Another #16tovote on the 16th is coming up on Sunday, and perhaps the most common question I get during and about it, just as any of us campaigning for this lower voting age in some way, from supporters and opponents alike, is “why sixteen?”
Well… why not sixteen?
True, this organization’s official position on lowering the voting age does not specify an age, and there is no intention to change that. After all, whether you are campaigning for lowering the voting age to 17, 16, 14, or whatever, we support you!
So why are we saying sixteen in so many of our campaigns and literature despite this being unspecified in our positions? Well, the short answer is… it’s a nice round number. Our most common talking point is that under-18 workers must still pay taxes, and 16 is the usual age one can begin working, and thus these teen workers are paying taxes but have no representation. So 16 makes sense there. Can also drive, even if with limitations. Can marry if parents consent. Can drop out of school. So in the interest of pointing out where teens carry many social responsibilities granted earlier, 16 makes sense.
Also, we’re hardly the only ones campaigning for 16. You can vote at 16 in Austria, Brazil, and many other countries and territories. Scotland is about to lower their voting age to 16. Norway is giving 16 a trial-run in some municipalities. Several countries in Europe and Africa have considered it. Many places around the US and Canada have considered it. A proposal of lowering the voting age to 16 certainly frightens many who feel personally bonded to the idea that only at age 18 (at the lowest) does a person really become a person who matters, and yet, when looking globally, it seems to be the trend! American ageists may balk at the idea of 16-year-olds voting, that it would surely mean death of society and government somehow, yet ignore that Austrian and Brazilian 16-year-olds have had the right to vote for a while now!
But then, most campaigns worldwide for lowering the voting age to 16 are by single-issue groups, while we here at NYRA work several youth rights issues at a time, because we believe they are all connected in what we see is the bigger issue of anti-youth oppression and exclusion. The people running those campaigns, based on ones I’ve talked to anyway, certainly do personally support youth rights beyond their voting age work, but their campaigns themselves are about that alone. And that’s fine. But NYRA is set apart in that our motivations are a bit different, that we don’t primarily support a lower voting age due to wanting to increase voter turnout or expecting youth to vote a certain way, but because we see voting as an inherent right that youth are senselessly denied, a denial that impedes and hurts youth. Just like we take on all our other issues because we see these rights violations as impeding and hurting youth. In that case, as many have asked, why are we saying sixteen like the others then? Why are we not supporting getting rid of the voting age altogether?

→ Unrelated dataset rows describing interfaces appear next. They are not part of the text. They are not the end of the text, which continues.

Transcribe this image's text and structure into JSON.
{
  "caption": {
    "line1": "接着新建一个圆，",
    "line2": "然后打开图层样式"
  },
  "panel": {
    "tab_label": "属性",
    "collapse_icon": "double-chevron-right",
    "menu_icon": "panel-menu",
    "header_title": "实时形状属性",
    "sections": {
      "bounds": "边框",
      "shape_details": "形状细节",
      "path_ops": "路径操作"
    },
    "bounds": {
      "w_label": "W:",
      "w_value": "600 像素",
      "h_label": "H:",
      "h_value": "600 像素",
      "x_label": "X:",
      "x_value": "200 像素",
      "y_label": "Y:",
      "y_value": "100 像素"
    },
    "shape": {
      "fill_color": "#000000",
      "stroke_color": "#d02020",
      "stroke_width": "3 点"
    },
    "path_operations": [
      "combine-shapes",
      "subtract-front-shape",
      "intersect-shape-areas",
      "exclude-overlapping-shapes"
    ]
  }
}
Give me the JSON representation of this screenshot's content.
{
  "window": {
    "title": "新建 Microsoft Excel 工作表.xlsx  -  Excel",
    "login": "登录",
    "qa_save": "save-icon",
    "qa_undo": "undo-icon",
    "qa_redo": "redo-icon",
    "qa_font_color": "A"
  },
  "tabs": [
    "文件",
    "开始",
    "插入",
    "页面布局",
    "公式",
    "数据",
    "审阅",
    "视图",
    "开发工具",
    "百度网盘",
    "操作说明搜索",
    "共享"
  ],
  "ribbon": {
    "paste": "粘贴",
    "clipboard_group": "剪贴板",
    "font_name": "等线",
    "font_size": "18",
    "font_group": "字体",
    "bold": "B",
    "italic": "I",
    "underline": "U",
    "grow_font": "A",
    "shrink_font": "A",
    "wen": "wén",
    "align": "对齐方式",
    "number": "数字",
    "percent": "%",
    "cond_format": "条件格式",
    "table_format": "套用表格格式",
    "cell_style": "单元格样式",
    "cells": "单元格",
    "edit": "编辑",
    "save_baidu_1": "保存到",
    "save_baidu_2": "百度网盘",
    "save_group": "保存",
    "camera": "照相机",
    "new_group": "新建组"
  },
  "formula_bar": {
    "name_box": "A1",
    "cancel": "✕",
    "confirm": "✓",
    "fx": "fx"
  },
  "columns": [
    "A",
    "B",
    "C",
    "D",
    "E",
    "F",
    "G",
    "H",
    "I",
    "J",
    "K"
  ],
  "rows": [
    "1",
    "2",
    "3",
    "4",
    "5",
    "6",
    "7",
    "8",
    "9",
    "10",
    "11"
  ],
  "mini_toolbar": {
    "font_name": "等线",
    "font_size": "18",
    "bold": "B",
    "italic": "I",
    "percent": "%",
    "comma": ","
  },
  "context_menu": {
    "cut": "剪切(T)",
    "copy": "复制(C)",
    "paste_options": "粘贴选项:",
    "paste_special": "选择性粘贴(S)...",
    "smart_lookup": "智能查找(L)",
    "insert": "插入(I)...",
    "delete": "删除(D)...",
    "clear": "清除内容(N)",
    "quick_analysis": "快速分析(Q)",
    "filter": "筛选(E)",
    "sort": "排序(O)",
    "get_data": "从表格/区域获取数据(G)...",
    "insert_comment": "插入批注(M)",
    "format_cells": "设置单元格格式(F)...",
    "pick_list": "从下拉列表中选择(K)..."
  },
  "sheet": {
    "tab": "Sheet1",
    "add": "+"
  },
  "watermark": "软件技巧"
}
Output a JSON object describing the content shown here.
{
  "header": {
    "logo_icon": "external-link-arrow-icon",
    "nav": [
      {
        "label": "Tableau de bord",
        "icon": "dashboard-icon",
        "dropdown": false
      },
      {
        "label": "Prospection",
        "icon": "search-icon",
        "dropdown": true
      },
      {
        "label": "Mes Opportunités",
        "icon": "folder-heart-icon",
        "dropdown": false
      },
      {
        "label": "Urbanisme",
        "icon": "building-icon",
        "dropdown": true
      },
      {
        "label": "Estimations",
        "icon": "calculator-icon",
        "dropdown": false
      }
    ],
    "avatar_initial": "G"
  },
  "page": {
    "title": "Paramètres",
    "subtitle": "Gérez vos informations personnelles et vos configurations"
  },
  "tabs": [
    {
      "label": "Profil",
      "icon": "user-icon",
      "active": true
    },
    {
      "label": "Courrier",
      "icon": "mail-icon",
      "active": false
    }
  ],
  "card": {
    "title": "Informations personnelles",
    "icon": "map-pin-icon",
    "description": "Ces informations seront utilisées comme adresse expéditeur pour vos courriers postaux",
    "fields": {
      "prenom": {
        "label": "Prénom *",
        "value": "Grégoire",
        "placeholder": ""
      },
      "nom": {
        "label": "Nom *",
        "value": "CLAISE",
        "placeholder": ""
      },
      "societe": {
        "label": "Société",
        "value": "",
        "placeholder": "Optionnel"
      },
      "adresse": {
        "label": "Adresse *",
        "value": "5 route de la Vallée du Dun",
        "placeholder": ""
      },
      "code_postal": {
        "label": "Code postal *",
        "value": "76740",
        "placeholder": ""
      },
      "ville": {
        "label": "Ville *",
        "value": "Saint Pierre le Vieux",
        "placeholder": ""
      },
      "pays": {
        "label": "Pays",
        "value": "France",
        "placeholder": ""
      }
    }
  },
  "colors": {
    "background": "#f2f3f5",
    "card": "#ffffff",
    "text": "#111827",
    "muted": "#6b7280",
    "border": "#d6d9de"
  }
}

The short answer is… we don’t need to.
We say lower the voting age to 16 (give or take). And what happens? Opponents freak out this mild suggestion, something already a reality in several places around the world, something already being seriously considered and proposed in others, would be sooooo bad and that there’s no way teens could handle something like voting! They come up with arguments for their case… and all they can come up with is “brain development” speculation or vague assertions about maturity.
And what else happens? Proponents like the idea of lower voting ages, but it gets some to think it’s still not low enough. They come up with reasons and arguments for going even lower, for the extension of other rights with it, that if we’re going to go as far as 16, then damn it, we ought to keep going and they’ll explain how they think it should be done! They’ll each paint a further vision of youth rights goals and activism way down the line and demand it.
My point exactly. 🙂
I believe in a voting age of 0, but I’d say If there has to be a voting age, It should be a voting age of 8, because when you are 8 years old, you have to take your first Minnesota Comprehensive Assessment (MCA) which is basically a standardized test where you fill in bubbles, write paragraphs and the like, and If someone has the mental capacity to do that, then they definatly have the mental capacity to fill out a ballot